Task prompt
Your task is to work out how many lines in the data include the word "JSON". Reply with the number alone.

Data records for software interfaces

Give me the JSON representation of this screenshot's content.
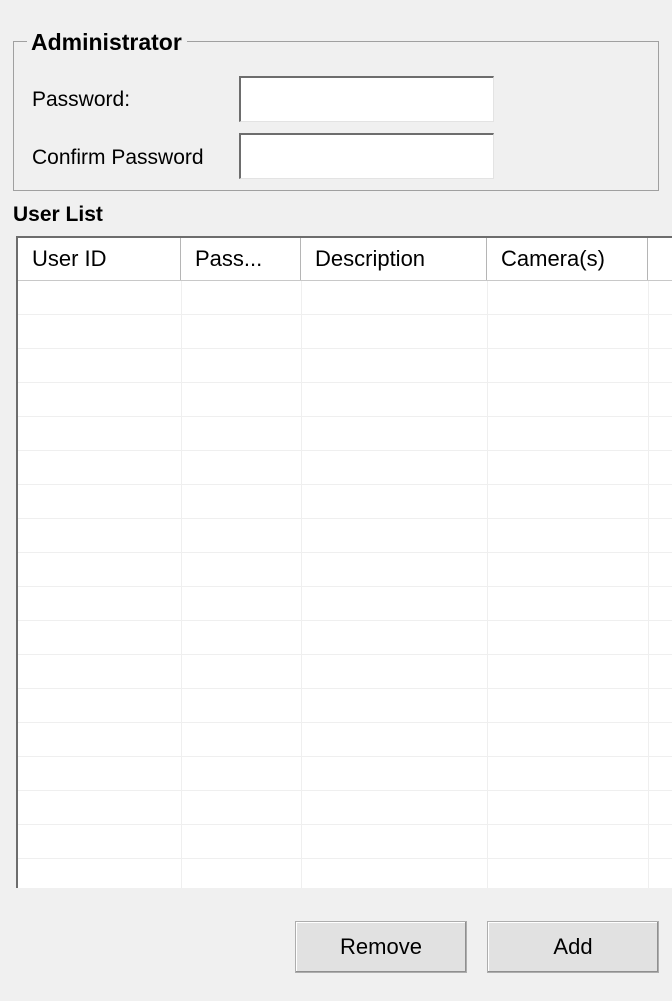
{
  "administrator": {
    "group_title": "Administrator",
    "password_label": "Password:",
    "password_value": "",
    "confirm_label": "Confirm Password",
    "confirm_value": ""
  },
  "user_list": {
    "title": "User List",
    "columns": [
      {
        "label": "User ID"
      },
      {
        "label": "Pass..."
      },
      {
        "label": "Description"
      },
      {
        "label": "Camera(s)"
      }
    ],
    "rows": []
  },
  "buttons": {
    "remove_label": "Remove",
    "add_label": "Add"
  }
}
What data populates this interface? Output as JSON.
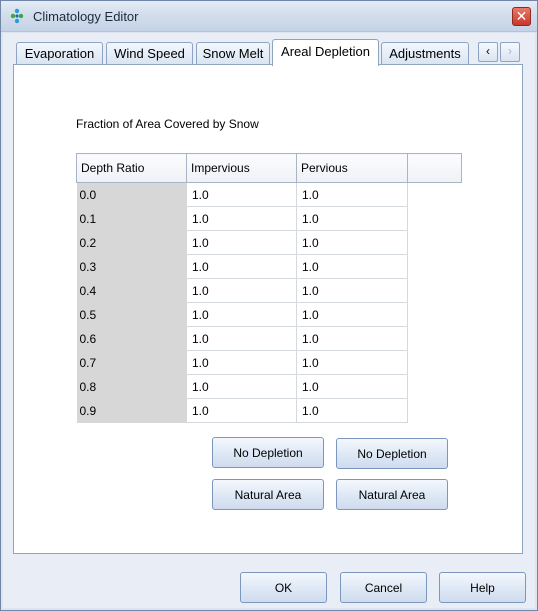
{
  "window": {
    "title": "Climatology Editor",
    "close_glyph": "✕"
  },
  "tabs": [
    {
      "label": "Evaporation",
      "active": false
    },
    {
      "label": "Wind Speed",
      "active": false
    },
    {
      "label": "Snow Melt",
      "active": false
    },
    {
      "label": "Areal Depletion",
      "active": true
    },
    {
      "label": "Adjustments",
      "active": false
    }
  ],
  "tab_scroll": {
    "left_glyph": "‹",
    "right_glyph": "›"
  },
  "areal_depletion": {
    "section_label": "Fraction of Area Covered by Snow",
    "columns": [
      "Depth Ratio",
      "Impervious",
      "Pervious",
      ""
    ],
    "rows": [
      {
        "depth_ratio": "0.0",
        "impervious": "1.0",
        "pervious": "1.0"
      },
      {
        "depth_ratio": "0.1",
        "impervious": "1.0",
        "pervious": "1.0"
      },
      {
        "depth_ratio": "0.2",
        "impervious": "1.0",
        "pervious": "1.0"
      },
      {
        "depth_ratio": "0.3",
        "impervious": "1.0",
        "pervious": "1.0"
      },
      {
        "depth_ratio": "0.4",
        "impervious": "1.0",
        "pervious": "1.0"
      },
      {
        "depth_ratio": "0.5",
        "impervious": "1.0",
        "pervious": "1.0"
      },
      {
        "depth_ratio": "0.6",
        "impervious": "1.0",
        "pervious": "1.0"
      },
      {
        "depth_ratio": "0.7",
        "impervious": "1.0",
        "pervious": "1.0"
      },
      {
        "depth_ratio": "0.8",
        "impervious": "1.0",
        "pervious": "1.0"
      },
      {
        "depth_ratio": "0.9",
        "impervious": "1.0",
        "pervious": "1.0"
      }
    ],
    "buttons": {
      "no_depletion_impervious": "No Depletion",
      "no_depletion_pervious": "No Depletion",
      "natural_area_impervious": "Natural Area",
      "natural_area_pervious": "Natural Area"
    }
  },
  "footer": {
    "ok": "OK",
    "cancel": "Cancel",
    "help": "Help"
  }
}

Response below
2